The level of cutting in Minnesota's vast tracts of deteriorating aspen will affect the character of the forest - what it looks like, what kind of wildlife it supports - for decades to come. But John Pastor, a forest ecologist at the University of Minnesota-Duluth, says - despite all the rhetoric - neither side has the scientific information needed to find the best approach.

Pastor: What happens to an aspen stand when the mature aspen deteriorates is complicated. There has never been a study where anyone has followed. Foresters are arguing with environmentalists, and there's this huge amount of ignorance.
Pastor says foresters are developing increasingly sophisticated techniques that in many cases can work better than just leaving the land alone. Still, he says, it's best to move cautiously.
Pastor: I would tend to err on the side - given our ignorance of how the forest works up here - I would tend to err on the side of not over-cutting, which is cutting lightly. Until we figure out what is happening. Because, as you go up here and increase our cut by another 50 percent, you've made a permanent decision that has permanent consequences, and there's no going back from that.

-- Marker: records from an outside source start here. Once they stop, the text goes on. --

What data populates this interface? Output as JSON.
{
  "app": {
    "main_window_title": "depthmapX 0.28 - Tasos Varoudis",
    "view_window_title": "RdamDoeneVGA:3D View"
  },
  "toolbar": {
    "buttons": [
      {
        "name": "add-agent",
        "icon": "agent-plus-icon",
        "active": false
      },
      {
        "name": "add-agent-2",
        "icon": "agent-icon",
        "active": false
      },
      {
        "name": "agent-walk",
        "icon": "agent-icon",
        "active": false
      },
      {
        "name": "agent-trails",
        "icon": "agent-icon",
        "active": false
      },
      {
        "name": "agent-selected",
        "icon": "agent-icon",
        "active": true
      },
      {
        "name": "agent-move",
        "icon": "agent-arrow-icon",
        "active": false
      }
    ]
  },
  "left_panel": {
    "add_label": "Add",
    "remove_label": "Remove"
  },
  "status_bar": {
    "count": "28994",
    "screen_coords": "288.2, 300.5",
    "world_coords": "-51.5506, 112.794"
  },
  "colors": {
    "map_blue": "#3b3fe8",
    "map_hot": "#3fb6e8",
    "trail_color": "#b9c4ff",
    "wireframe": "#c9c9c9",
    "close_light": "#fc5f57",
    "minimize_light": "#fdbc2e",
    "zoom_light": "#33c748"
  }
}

Increasingly, state and federal timber managers will be asking the public to weigh in on decisions that will determine the face of Minnesota's forests in years to come. Officials at both of Minnesota's national forests - the Chippewa and the Superior - are currently holding public meetings around the state to help managers draw up new plans to decide how much timber should be cut, and where.